Amidst a lot of exciting announcements during the Nintendo Direct digital event, Square Enix announced Project Triangle Strategy, a tactical RPG with pixel art aesthetics similar to Final Fantasy Tactics and Octopath Traveler.
Temporarily titled 'Project Triangle Strategy', the game has a medieval setting, a dense storyline, and a beautiful art style that mixes ancient graphics and modern effects. You play Serenoa Wolffort, heir to house Wolffort, in a plot that will be denser than it looks, with several decisions which create divergent paths from other players. One of the most striking features is Conviction. Three major guiding convictions prevail: Utility, Morality, and Liberty. Depending on your choices these parameters change, but are not shown in the game and reflect directly on how the story unfolds as well as on the companions who will join your cause.
According to the Demo, the game consists of multiple stages. The first is an exploration, where you walk around the map collecting items, information about people, and reviewing mechanisms or terrain features to help you in battle. Use information collected at other times to manipulate - or amicably convince - companions to help you.
At the end of the exploration, you go to the world map similar to Final Fantasy Tactics and can set up an encampment to buy items and check the status of your characters. So far, there wasn't a lot available on the demo. We can analyze the members, see their equipment and status, but we have no information about changing or evolving classes, a recurring feature in tactical games. After planning and sharpening our weapons, it's time to show that in video games the sword is mightier than the pen.

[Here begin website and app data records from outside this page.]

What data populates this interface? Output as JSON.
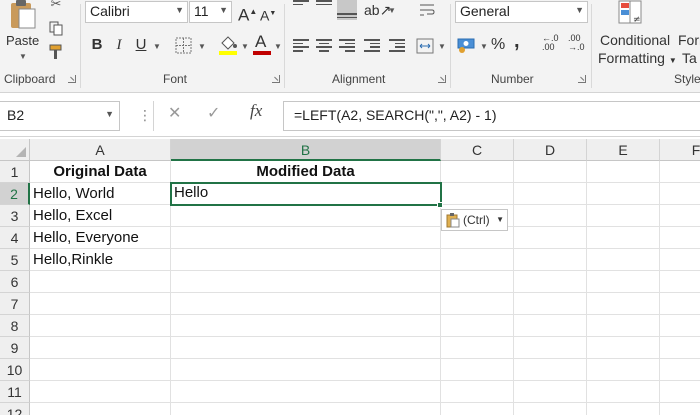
{
  "ribbon": {
    "clipboard": {
      "label": "Clipboard",
      "paste_label": "Paste"
    },
    "font": {
      "label": "Font",
      "name": "Calibri",
      "size": "11",
      "bold": "B",
      "italic": "I",
      "underline": "U",
      "grow": "A",
      "shrink": "A",
      "font_color_letter": "A"
    },
    "alignment": {
      "label": "Alignment"
    },
    "number": {
      "label": "Number",
      "format": "General",
      "currency": "$",
      "percent": "%",
      "comma": ",",
      "inc_decimal": "←.0\n.00",
      "dec_decimal": ".00\n→.0"
    },
    "styles": {
      "cond_line1": "Conditional",
      "cond_line2": "Formatting",
      "format_as_line1": "Form",
      "format_as_line2": "Ta",
      "styles_label": "Style"
    }
  },
  "formula_bar": {
    "name_box": "B2",
    "cancel": "✕",
    "enter": "✓",
    "fx": "fx",
    "formula": "=LEFT(A2, SEARCH(\",\", A2) - 1)"
  },
  "sheet": {
    "columns": [
      "A",
      "B",
      "C",
      "D",
      "E",
      "F"
    ],
    "rows": [
      "1",
      "2",
      "3",
      "4",
      "5",
      "6",
      "7",
      "8",
      "9",
      "10",
      "11",
      "12"
    ],
    "selected_cell": "B2",
    "cells": {
      "A1": "Original Data",
      "B1": "Modified Data",
      "A2": "Hello, World",
      "B2": "Hello",
      "A3": "Hello, Excel",
      "A4": "Hello, Everyone",
      "A5": "Hello,Rinkle"
    },
    "paste_options_label": "(Ctrl)"
  },
  "colors": {
    "accent": "#217346",
    "font_color_bar": "#c00000",
    "highlight_bar": "#ffff00"
  },
  "icons": [
    "paste-icon",
    "cut-icon",
    "copy-icon",
    "format-painter-icon",
    "borders-icon",
    "fill-color-icon",
    "font-color-icon",
    "wrap-text-icon",
    "merge-center-icon",
    "orientation-icon",
    "currency-icon",
    "conditional-formatting-icon",
    "paste-options-icon"
  ]
}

The battle gameplay has some mechanics that try to diversify from the current tactical RPGs on the market. It's based on turns, has different terrains that alter hits, special attacks (no innovation so far, Squarie), and some complex mechanics that put your spells and your chemistry lessons on trial (like using fire spells on ice to create water and then throwing an electricity spell to take advantage of the water's natural conductivity to cause area damage - Divinity did it first, ahem).
Check out the full presentation trailer if you are the visual and not reader-type:
A demo version is available on the Switch if you want to jump to your conclusions. Keep in mind the release is planned for 2022, so a lot can change.